Fraud is an area most business owners and executives do not think about until something bad happens. What’s worse is by the time the misfortune has been discovered, the damage has already been inflicted. While most commonly think of fraud in the framework of the company, there is another avenue of fraud to consider – the employee benefit plan. A plan sponsor (generally the employer or company) should know there is a possibility of fraud occurring with plan administration. For this reason, it is important to understand the warning signs that something inappropriate is occurring. To help clients, prospects and others understand the key indicators of fraud; Smith Schafer has provided summary information below.

Common Warning Signs of Plan Fraud 

  • Account Statements. Often when fraud or other illegal behavior is occurring, account statements are not sent to participants on a regular schedule. In fact, it’s quite common for the statements to arrive at irregular times or not at all.
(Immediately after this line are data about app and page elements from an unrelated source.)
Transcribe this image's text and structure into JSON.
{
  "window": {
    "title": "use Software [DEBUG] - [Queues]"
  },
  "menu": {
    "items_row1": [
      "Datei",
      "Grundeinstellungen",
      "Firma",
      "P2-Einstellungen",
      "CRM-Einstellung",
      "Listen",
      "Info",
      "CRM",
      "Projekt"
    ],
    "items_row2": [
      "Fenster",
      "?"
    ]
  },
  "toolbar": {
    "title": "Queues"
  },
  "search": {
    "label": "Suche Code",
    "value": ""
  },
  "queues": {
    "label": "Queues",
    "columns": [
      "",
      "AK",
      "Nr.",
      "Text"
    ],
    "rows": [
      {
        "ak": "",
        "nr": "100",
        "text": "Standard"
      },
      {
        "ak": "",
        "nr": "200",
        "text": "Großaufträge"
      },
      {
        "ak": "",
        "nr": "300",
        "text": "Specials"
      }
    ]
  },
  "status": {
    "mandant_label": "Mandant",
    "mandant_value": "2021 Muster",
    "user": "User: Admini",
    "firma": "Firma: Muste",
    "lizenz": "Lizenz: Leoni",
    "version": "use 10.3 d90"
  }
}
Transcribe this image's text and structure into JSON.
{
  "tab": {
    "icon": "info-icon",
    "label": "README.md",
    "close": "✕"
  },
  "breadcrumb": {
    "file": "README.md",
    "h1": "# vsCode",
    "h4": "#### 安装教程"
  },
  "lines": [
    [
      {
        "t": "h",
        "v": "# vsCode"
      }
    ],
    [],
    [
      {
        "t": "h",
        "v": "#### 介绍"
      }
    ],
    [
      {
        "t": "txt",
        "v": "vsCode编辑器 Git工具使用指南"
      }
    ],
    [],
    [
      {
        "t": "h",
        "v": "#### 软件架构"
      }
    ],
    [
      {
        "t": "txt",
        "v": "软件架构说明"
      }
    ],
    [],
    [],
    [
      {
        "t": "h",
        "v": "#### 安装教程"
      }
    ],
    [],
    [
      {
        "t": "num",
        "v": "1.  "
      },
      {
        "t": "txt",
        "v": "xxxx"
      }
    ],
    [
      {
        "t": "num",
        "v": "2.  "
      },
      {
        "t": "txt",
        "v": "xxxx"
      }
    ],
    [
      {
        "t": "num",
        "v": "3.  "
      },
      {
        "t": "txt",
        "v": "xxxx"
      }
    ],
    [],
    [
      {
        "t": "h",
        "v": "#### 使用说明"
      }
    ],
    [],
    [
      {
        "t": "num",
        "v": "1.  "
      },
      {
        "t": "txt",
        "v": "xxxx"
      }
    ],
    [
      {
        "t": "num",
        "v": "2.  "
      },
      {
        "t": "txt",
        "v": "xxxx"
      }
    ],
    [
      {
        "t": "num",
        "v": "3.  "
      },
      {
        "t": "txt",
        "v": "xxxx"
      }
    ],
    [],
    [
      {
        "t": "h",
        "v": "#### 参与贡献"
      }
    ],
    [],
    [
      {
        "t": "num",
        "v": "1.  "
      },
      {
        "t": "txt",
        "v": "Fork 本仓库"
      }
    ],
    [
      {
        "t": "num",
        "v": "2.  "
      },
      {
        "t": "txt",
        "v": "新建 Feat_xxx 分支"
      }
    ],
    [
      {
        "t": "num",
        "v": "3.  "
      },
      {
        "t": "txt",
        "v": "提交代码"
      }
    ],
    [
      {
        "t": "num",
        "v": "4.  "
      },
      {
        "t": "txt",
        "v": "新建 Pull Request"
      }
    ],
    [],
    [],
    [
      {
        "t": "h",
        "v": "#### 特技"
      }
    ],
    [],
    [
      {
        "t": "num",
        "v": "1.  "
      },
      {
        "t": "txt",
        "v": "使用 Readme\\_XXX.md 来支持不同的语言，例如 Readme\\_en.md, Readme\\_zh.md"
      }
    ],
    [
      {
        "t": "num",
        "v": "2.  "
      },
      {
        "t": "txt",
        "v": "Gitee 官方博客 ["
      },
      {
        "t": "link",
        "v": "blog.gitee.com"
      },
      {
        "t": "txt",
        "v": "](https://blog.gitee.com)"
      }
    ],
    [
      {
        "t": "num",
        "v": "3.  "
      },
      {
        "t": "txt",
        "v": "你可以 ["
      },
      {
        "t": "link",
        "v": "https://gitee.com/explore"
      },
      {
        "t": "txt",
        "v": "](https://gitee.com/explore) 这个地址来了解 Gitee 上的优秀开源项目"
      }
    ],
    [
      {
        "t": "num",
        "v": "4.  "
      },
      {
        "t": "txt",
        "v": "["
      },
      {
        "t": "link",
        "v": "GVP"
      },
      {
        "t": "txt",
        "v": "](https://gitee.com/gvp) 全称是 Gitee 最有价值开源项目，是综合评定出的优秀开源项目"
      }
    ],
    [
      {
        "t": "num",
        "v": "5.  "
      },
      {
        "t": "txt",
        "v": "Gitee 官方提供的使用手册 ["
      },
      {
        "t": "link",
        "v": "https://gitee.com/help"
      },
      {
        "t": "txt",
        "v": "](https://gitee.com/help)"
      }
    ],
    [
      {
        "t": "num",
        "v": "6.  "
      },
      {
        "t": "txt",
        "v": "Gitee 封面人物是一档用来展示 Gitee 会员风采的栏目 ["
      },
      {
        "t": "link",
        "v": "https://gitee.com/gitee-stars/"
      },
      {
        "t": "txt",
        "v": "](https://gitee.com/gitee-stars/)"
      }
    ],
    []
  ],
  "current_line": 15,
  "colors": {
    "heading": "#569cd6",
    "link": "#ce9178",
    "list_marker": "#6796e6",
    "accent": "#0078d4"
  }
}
Be aware of sudden or unexpected changes that happen without cause.
  • Account Balance Changes. Another sign of wrongful activity is that a participant’s account balance may seem inaccurate or experience fluctuations beyond what would be expected in real time market conditions. Unexpected changes in these balances are a sure sign that investigation is needed. While it is possible a clerical or reporting error was made, a continued pattern of inconsistency in account balances will reveal that it’s more than just a onetime error.
  • Inaccurate Investments. Sometimes when improper behavior is occurring participants will notice that their plan investments change or are simply inaccurate. When fraud is occurring, it’s common for participant money to be placed in unauthorized investments. As a result, it is essential to ensure that investment selection choices are confirmed with participants.
  • Unusual Transactions. A telltale sign of fraud is when unusual or unexpected transactions start to happen. Unrequested loans to the employer, participants, or to the plan trustee are certainly signs of fraud, not to mention a poor plan and internal controls.
  • Benefit Payout. Over time when fraud is prevalent in a plan it becomes more and more difficult for existing and former employees to have their benefits paid. A variation of this scenario is when a benefit is paid but for the wrong amount. Consistency is key. If a wrongful payout is a one-time occurrence, it’s most likely an error; if it’s a consistent issue, it is apparent something more serious is happening.

Maintaining Oversight

Most companies today outsource plan administration tasks to various organizations such as third party administrators (TPAs), payroll providers, etc. Leveraging outside experts provides not only relief from duties, but also allows the plan sponsor to benefit from best practices. These relationships are characterized by limited communication, generally when an issue, problem or update is needed. Given the limited level of communication it’s essential to have a method for monitoring outsourced service providers. This will go a long way to ensure the chance for fraud or other issues is significantly reduced.

SEE ALSO: SMITH SCHAFER EMPLOYEE BENEFIT PLANS SERVICES

Contact Us

Fraud is never welcome especially when it concerns a person’s long-term and/or retirement savings. Although there is no process for preventing fraud, it is essential to take reasonable steps to protect plan participants. If you are interested in learning more about fraud prevention or for assistance with your benefit plan audit, Smith Schafer wants to help. Click here to schedule a FREE 30 minute consultation. We look forward to speaking with you soon.